Likely Cause of Intel e1000e Bug Discovered
This week, the Linux kernel and Intel developer teams announced they had discovered the probable cause of the e1000e driver bug. This bug was particularly destructive, as it would corrupt the EEPROM/NVM of certain Intel ethernet adapter chipsets, completely disabling them. Though this issue was patched to prevent damage to these components prior to the 2.6.27 kernel's final release, the actual reason for the corruption was unclear.
It seems the dynamic ftrace code in the .27 implementation of the kernel was causing memory corruption when module initialization functions were freed (or upon module unloading), and this caused the overwrites on some systems.
The patch in the stable 2.6.27 kernel released previously protects these adapters from the destructive overwriting. Another patch was issued this week to specifically address the suspected cause of the original bug.

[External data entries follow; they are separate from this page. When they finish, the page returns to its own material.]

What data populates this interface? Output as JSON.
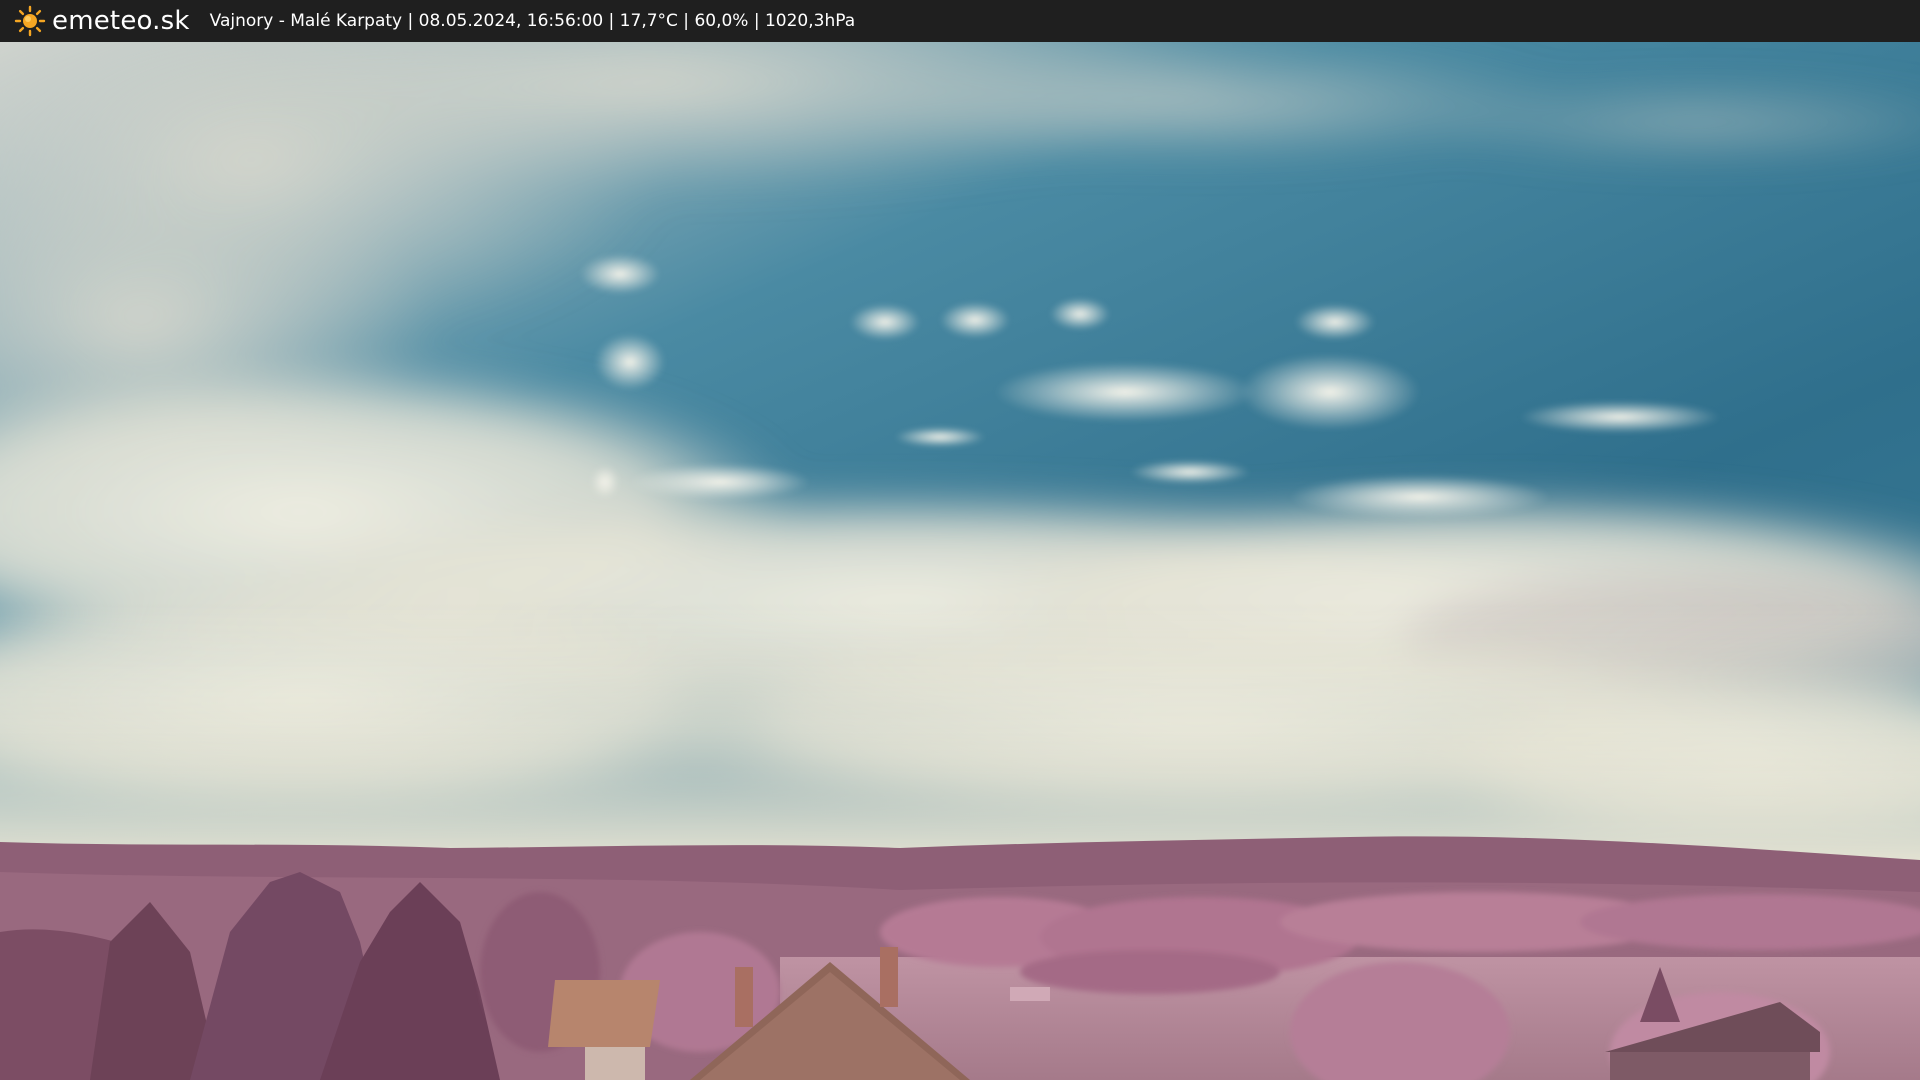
{
  "header": {
    "brand": "emeteo.sk",
    "info": "Vajnory - Malé Karpaty | 08.05.2024, 16:56:00 | 17,7°C | 60,0% | 1020,3hPa",
    "logo_icon": "sun-icon"
  },
  "colors": {
    "bar": "#1f1f1f",
    "sun": "#f5a623",
    "sky_blue": "#3f7f99",
    "cloud": "#e6e4d4",
    "hills": "#8a5a72",
    "foliage": "#b5758f"
  }
}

The latest patch marks the CONFIG_DYNAMIC_FTRACE option as broken. A third patch is expected to follow that will more thoroughly address the issues with the code, but because it is a more involved fix requiring further testing, the team thought it best to temporarily disable the configuration option.
This bug in the ftrace tree is not present in the pending .28 kernel, due to an option activated that turns off the tracer if anything should not behave as expected.

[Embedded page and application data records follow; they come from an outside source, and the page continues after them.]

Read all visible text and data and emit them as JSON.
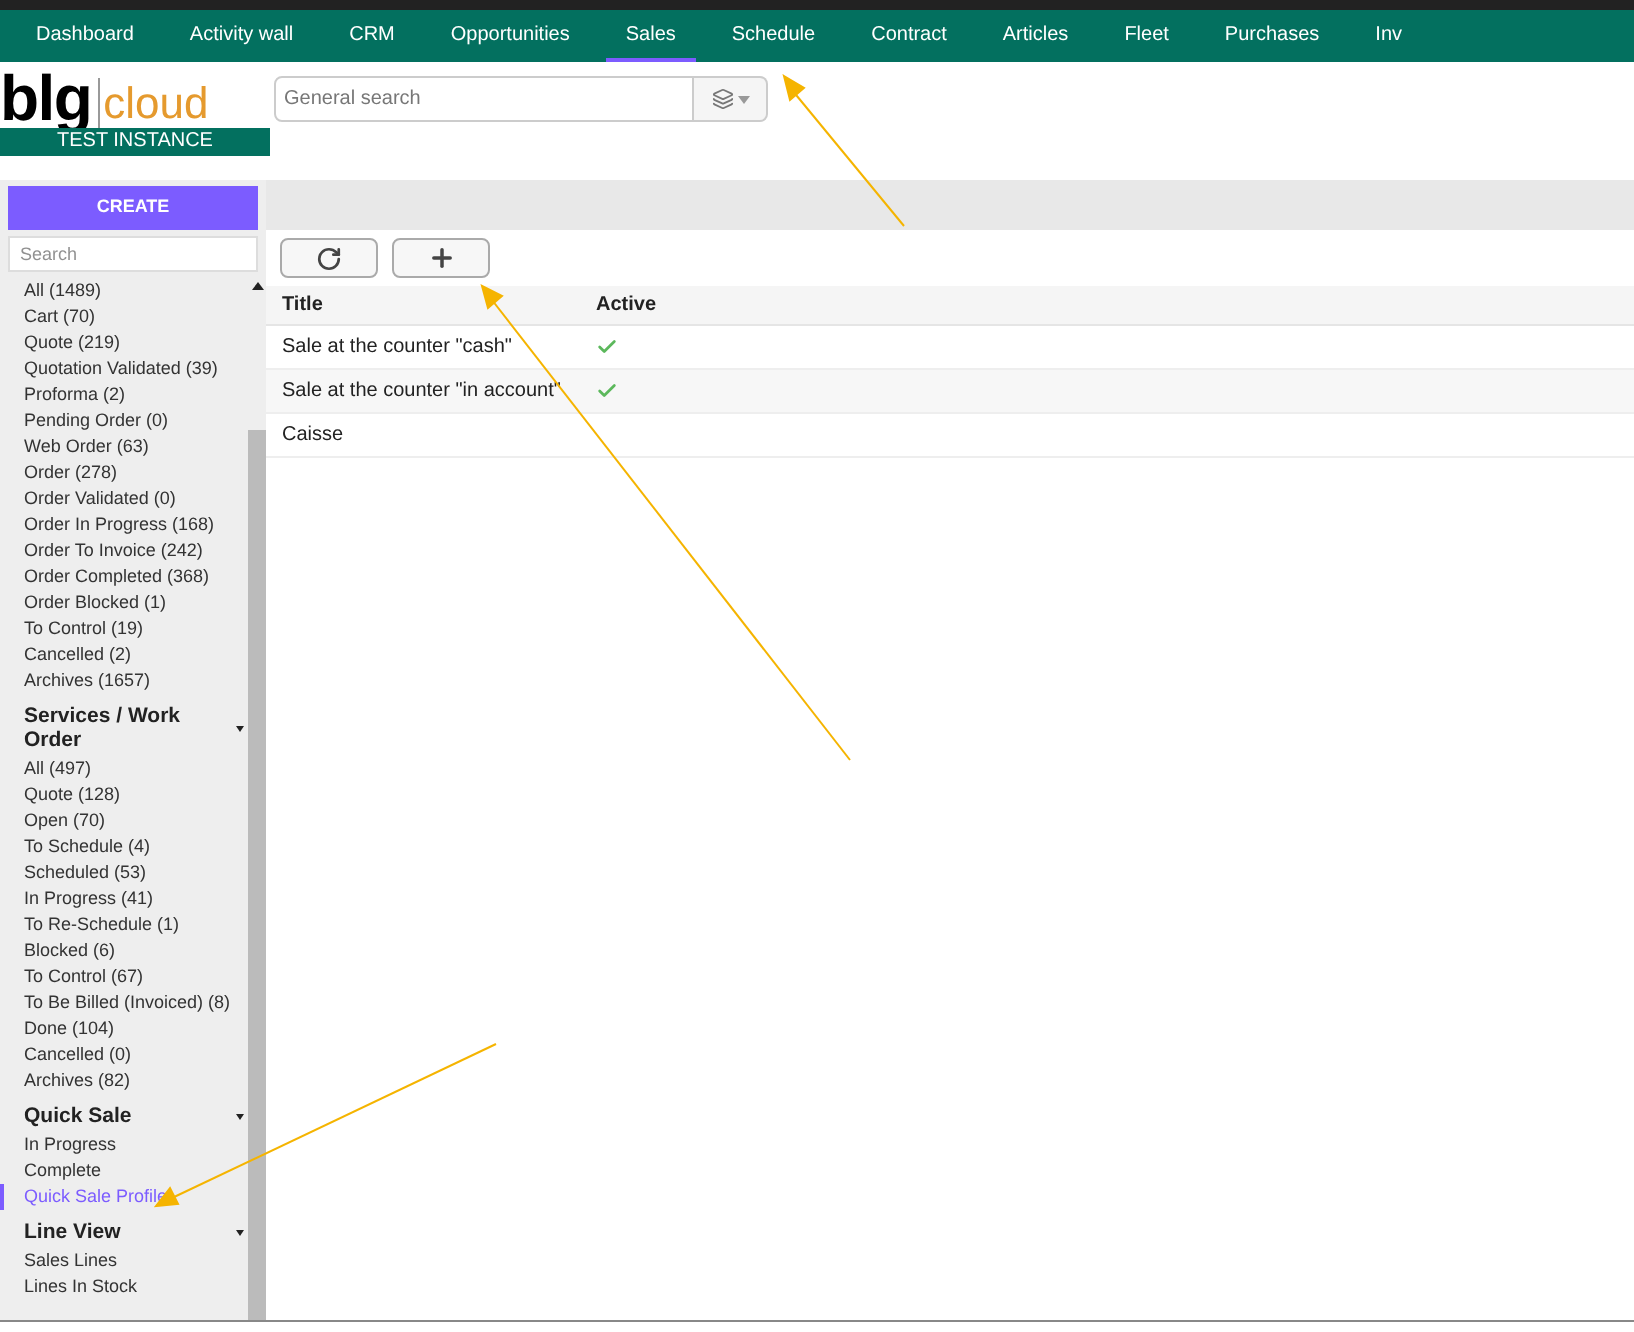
{
  "nav": [
    {
      "label": "Dashboard",
      "selected": false
    },
    {
      "label": "Activity wall",
      "selected": false
    },
    {
      "label": "CRM",
      "selected": false
    },
    {
      "label": "Opportunities",
      "selected": false
    },
    {
      "label": "Sales",
      "selected": true
    },
    {
      "label": "Schedule",
      "selected": false
    },
    {
      "label": "Contract",
      "selected": false
    },
    {
      "label": "Articles",
      "selected": false
    },
    {
      "label": "Fleet",
      "selected": false
    },
    {
      "label": "Purchases",
      "selected": false
    },
    {
      "label": "Inv",
      "selected": false
    }
  ],
  "logo": {
    "word_1": "blg",
    "word_2": "cloud",
    "banner": "TEST INSTANCE"
  },
  "search": {
    "placeholder": "General search"
  },
  "sidebar": {
    "create_button": "CREATE",
    "search_placeholder": "Search",
    "groups": [
      {
        "items": [
          {
            "label": "All (1489)",
            "selected": false
          },
          {
            "label": "Cart (70)",
            "selected": false
          },
          {
            "label": "Quote (219)",
            "selected": false
          },
          {
            "label": "Quotation Validated (39)",
            "selected": false
          },
          {
            "label": "Proforma (2)",
            "selected": false
          },
          {
            "label": "Pending Order (0)",
            "selected": false
          },
          {
            "label": "Web Order (63)",
            "selected": false
          },
          {
            "label": "Order (278)",
            "selected": false
          },
          {
            "label": "Order Validated (0)",
            "selected": false
          },
          {
            "label": "Order In Progress (168)",
            "selected": false
          },
          {
            "label": "Order To Invoice (242)",
            "selected": false
          },
          {
            "label": "Order Completed (368)",
            "selected": false
          },
          {
            "label": "Order Blocked (1)",
            "selected": false
          },
          {
            "label": "To Control (19)",
            "selected": false
          },
          {
            "label": "Cancelled (2)",
            "selected": false
          },
          {
            "label": "Archives (1657)",
            "selected": false
          }
        ]
      },
      {
        "title": "Services / Work Order",
        "items": [
          {
            "label": "All (497)",
            "selected": false
          },
          {
            "label": "Quote (128)",
            "selected": false
          },
          {
            "label": "Open (70)",
            "selected": false
          },
          {
            "label": "To Schedule (4)",
            "selected": false
          },
          {
            "label": "Scheduled (53)",
            "selected": false
          },
          {
            "label": "In Progress (41)",
            "selected": false
          },
          {
            "label": "To Re-Schedule (1)",
            "selected": false
          },
          {
            "label": "Blocked (6)",
            "selected": false
          },
          {
            "label": "To Control (67)",
            "selected": false
          },
          {
            "label": "To Be Billed (Invoiced) (8)",
            "selected": false
          },
          {
            "label": "Done (104)",
            "selected": false
          },
          {
            "label": "Cancelled (0)",
            "selected": false
          },
          {
            "label": "Archives (82)",
            "selected": false
          }
        ]
      },
      {
        "title": "Quick Sale",
        "items": [
          {
            "label": "In Progress",
            "selected": false
          },
          {
            "label": "Complete",
            "selected": false
          },
          {
            "label": "Quick Sale Profile",
            "selected": true
          }
        ]
      },
      {
        "title": "Line View",
        "items": [
          {
            "label": "Sales Lines",
            "selected": false
          },
          {
            "label": "Lines In Stock",
            "selected": false
          }
        ]
      }
    ]
  },
  "table": {
    "columns": [
      "Title",
      "Active"
    ],
    "rows": [
      {
        "title": "Sale at the counter \"cash\"",
        "active": true
      },
      {
        "title": "Sale at the counter \"in account\"",
        "active": true
      },
      {
        "title": "Caisse",
        "active": false
      }
    ]
  }
}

Intel has indicated that EEPROM/NVM images will be available to restore any affected hardware using ethtool. Hopefully, now that the likely cause has been determined, the new EEPROM/NVM firmware will be released shortly.